To clean up all backups, this artisan command can be performed:
php artisan backup-server:cleanup
As mentioned in the installation instructions, it is recommend scheduling this command to run daily.
For each separate source, this command will dispatch a cleanup job that will delete all "old" backups. You can define a strategy class in the config file that will determine which backups are considered old. Laravel Backup Server ships with a default strategy called... ð¥
DefaultStrategy. This is how it works:
- Rule #1: it will never delete the latest backup regardless of its size or age
- Rule #2: it will keep all backups for the number of days specified in
- Rule #3: it will only keep daily backups for the number of days specified in
keep_daily_backups_for_daysfor all backups older than those covered by rule #2
- Rule #4: it will only keep weekly backups for the number of months specified in
keep_weekly_backups_for_weeksfor all backups older than those covered by rule #3
- Rule #5: it will only keep weekly backups for the number of months specified in
keep_monthly_backups_for_monthsfor all backups older than those covered by rule #4
- Rule #6: it'll only keep yearly backups for the number of years specified in
keep_yearly_backups_for_yearsfor all backups older than those covered by rule #5
- Rule #7: it will start deleting old backups until the volume of storage used is lower than the amount specified in
delete_oldest_backups_when_using_more_megabytes_than attributes are present on the source and on the destination of backup and in the
cleanup.default_strategy key of the
backup-server config file.
The monitoring process #
The package can check the health of backups for every source, and the destination is healthy. A source is considered healthy if a backup was recently made, and not too much disk space is used for all backups for this source. A destination is considered healthy if it doesn't take up too much space.
This monitoring happens by executing the
backup-server:monitor command that should be scheduled to run daily.
This command will send out notifications for each (un)healthy source and destination. It can notify you when a backup failed, when a source/destination is unhealthy, ... You can customize which notifications should be sent.
Because Laravel's notification system is used, you can use any of the channels you'd like: mail, slack, ...
Picking up a license #
Because we invested quite some time in polishing this package, we've decided to make it a paid one. If this package is useful for you, consider picking up a license in our store at spatie.be.
Even if you're not in the market for a backup solution, purchasing a license can still be worthwhile. The code contains a couple of cool things for you to discover. In this video, which I made a couple of months ago, you'll already see a couple of neat things.
In closing #
At Spatie, we manage 100+ servers for our clients. We've been using Laravel Backup Servers ourselves for the past several months to back them all up. Here's a screenshot of our destination. As you can see, the backup process's hard links save us an incredible amount of disk space.
If you like our open source efforts, considering sponsoring us through GitHub. Sponsers will get access to new stuff earlier.

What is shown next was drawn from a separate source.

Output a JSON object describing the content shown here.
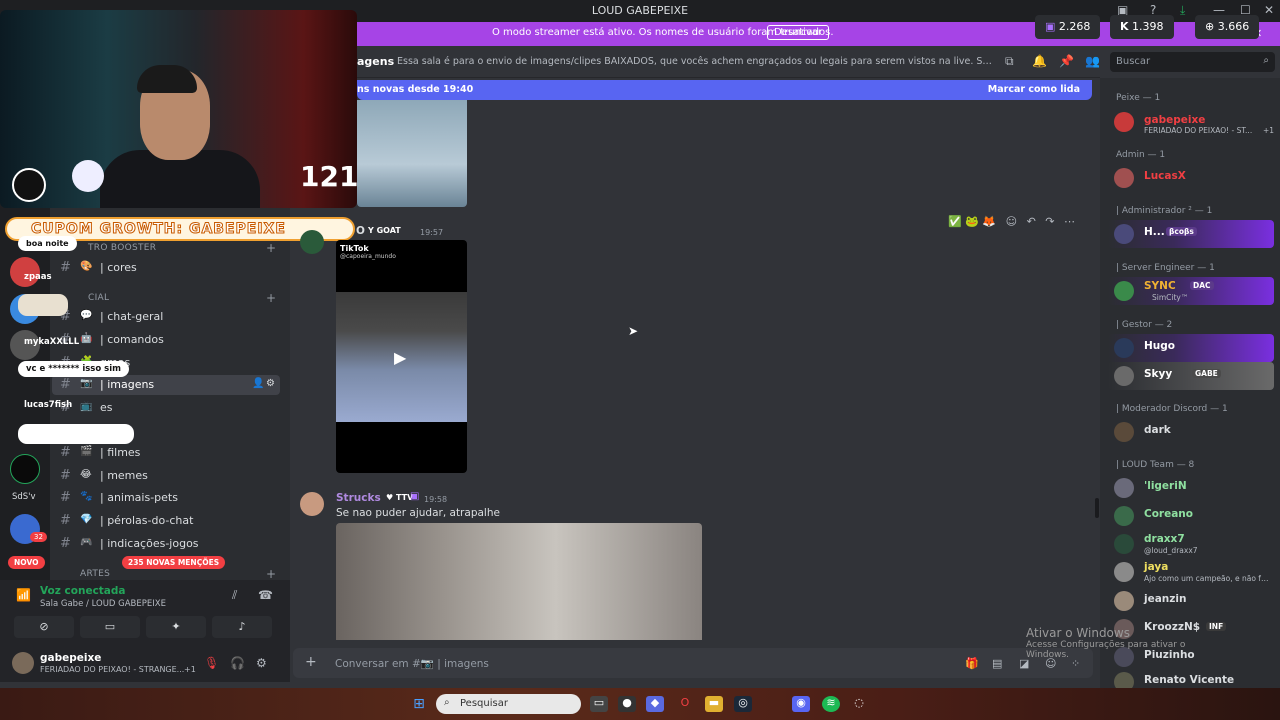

Every now and then we'll send coupons with a deep discount for our paid products. In fact, all people that sponsored us yesterday morning got a 100% discount on backup server! You missed that, but by sponsoring us now you'll be one of the lucky ones the next time we send a coupon.